The not-as-good news: The research I have done shows that there is no out-of-the-box d3 library that directly accomplishes this without some customization.
The good news: There have been some other people who have looked into this and have found some great starting points! I realize that this is not a complete solution to the entire task at hand, but it seems from your question that a large portion of your difficulty so far has been simply figuring out where to start (e.g. "Tutorials about d3.js only cover standard charts like bar charts."). In the absence of anything better, I will at least respond to that portion here.
First, in the response to this related stackoverflow post from a few years back, inanutshellus provides some great d3 tools that are available and could be of use here. With some light customization/extension, they should be able to get you where you're going relatively quickly. For posterity, inanutshellus's answer is reproduced here:
There are some options, but I believe each would require a bit of
work. It would help if there were one single standard for representing
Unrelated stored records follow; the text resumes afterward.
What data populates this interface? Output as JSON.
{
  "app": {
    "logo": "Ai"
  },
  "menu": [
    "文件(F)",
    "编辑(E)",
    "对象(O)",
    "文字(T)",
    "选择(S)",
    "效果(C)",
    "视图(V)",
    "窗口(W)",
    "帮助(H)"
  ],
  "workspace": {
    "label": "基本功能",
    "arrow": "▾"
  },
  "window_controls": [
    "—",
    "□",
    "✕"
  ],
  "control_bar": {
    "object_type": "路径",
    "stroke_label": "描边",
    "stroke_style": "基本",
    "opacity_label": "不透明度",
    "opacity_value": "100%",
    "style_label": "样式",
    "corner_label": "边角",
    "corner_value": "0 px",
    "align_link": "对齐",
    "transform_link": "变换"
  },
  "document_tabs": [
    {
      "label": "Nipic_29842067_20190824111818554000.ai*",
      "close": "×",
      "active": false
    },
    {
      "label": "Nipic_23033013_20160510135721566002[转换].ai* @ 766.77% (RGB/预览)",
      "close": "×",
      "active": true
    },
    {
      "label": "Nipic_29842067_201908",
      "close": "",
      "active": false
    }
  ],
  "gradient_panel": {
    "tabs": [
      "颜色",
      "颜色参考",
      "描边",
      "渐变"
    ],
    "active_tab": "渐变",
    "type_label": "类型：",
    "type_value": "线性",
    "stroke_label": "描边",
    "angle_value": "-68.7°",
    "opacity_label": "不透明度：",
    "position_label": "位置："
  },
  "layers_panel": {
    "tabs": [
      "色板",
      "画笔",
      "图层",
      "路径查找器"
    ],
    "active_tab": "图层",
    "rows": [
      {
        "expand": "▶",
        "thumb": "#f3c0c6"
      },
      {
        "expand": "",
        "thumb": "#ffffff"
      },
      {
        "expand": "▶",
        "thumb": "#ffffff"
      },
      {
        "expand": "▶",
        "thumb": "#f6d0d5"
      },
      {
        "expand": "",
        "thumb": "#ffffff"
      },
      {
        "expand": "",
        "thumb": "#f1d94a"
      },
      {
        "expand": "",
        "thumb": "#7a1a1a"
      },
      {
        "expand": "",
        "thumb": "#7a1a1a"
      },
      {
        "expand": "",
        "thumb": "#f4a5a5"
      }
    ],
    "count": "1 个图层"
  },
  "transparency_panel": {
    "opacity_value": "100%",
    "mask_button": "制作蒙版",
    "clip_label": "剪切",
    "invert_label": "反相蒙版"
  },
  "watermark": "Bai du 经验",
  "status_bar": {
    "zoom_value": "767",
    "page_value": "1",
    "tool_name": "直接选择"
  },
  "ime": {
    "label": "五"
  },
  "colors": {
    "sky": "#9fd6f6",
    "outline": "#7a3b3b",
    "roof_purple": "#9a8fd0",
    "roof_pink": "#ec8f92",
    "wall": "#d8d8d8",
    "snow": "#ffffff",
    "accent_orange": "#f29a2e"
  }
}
a family tree in JSON. I've recently noticed that geni.com has a quite
in-depth API for this. Perhaps coding against their API would be a
good idea for reusability...
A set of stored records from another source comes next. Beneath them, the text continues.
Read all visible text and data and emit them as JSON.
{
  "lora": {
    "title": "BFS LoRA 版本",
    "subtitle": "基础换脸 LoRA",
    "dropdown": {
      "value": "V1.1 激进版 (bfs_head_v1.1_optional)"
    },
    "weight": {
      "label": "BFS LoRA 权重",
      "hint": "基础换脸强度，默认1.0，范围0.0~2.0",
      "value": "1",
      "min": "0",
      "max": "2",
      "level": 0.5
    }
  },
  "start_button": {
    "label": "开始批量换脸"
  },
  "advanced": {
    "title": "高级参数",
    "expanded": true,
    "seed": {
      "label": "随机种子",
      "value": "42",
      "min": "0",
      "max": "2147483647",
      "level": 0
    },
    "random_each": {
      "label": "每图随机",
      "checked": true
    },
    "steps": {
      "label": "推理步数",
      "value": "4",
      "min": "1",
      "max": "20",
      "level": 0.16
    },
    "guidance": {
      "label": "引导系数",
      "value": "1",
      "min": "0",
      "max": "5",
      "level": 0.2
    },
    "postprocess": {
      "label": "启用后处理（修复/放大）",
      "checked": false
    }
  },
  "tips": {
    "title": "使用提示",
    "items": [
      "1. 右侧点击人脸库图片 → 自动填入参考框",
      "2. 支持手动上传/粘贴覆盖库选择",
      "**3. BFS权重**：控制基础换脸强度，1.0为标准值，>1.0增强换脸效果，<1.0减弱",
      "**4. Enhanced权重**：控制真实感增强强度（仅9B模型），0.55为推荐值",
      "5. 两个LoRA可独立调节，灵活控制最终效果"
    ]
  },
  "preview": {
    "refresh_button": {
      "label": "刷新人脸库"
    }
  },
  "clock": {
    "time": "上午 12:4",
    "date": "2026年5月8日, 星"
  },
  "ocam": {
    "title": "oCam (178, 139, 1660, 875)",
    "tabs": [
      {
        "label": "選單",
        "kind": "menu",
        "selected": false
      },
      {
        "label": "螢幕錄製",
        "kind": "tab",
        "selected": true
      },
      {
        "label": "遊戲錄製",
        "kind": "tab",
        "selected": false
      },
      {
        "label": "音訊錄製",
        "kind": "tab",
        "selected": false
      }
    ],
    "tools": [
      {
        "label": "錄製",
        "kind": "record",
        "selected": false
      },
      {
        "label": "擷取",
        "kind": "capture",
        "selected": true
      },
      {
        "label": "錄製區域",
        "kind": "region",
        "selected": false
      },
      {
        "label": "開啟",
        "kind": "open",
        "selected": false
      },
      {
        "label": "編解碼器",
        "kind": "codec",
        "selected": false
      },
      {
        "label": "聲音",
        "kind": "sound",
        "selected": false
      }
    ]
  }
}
-- Pedigree tree --
The Pedigree Tree
might be sufficient for your needs. You'd make in-law's linkable,
where if you clicked on their name the graph would redraw so you could
see their lineage.
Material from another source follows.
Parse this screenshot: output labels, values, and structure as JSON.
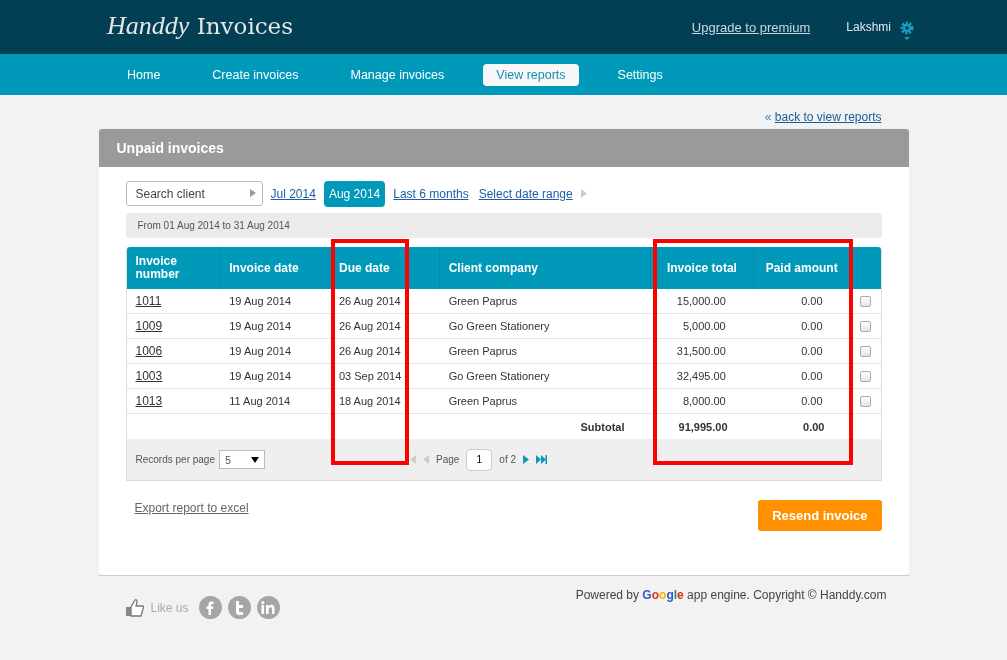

-- Bracket Layout Tree --
Similar to the Pedigree Tree, but bidirectional, this Bracket Layout Tree
lets you handle a "here are my parents, grandparents, children,
grandchildren" type view. Like the Pedigree Tree, you'd make
individuals linkable to re-center the bracket on that node.
-- Force-Based Layout --
There are some interesting force-based layouts that seem promising.
Take a look at this example of a
force-based layout with smart labels. An adjustment to the
algorithm for how the "force" is determined could make this into a
very lovely tree, with older generations above or below newer ones.
-- Cluster Dendogram (why it fails) --
The d3.js layouts I've seen that would lend themselves best to family
trees assume a single node is the parent, whereas you need to
represent the parent as the combination of (visually a "T" between)
two nodes: one node that is a member of your tree, and one floating
node that represents the in-law. Adjusting a cluster dendogram to do
this should be feasible but not without significant modification.
If you--or anyone else for that matter--tackle this, let me know. I'd
like to see (and benefit from) the work and may be able to contribute
to it if feasible.
In terms of concrete implementation, mj8591 asked this question regarding a similar family tree with a different problem. However, luckily for you that question includes a fiddle (all the js code) that has most or all the components that you need, and the response from mdml includes another fiddle that adds some more granular "clickability" to each node.
Again, it's nothing automagic but hopefully these resources are enough to get you a great start!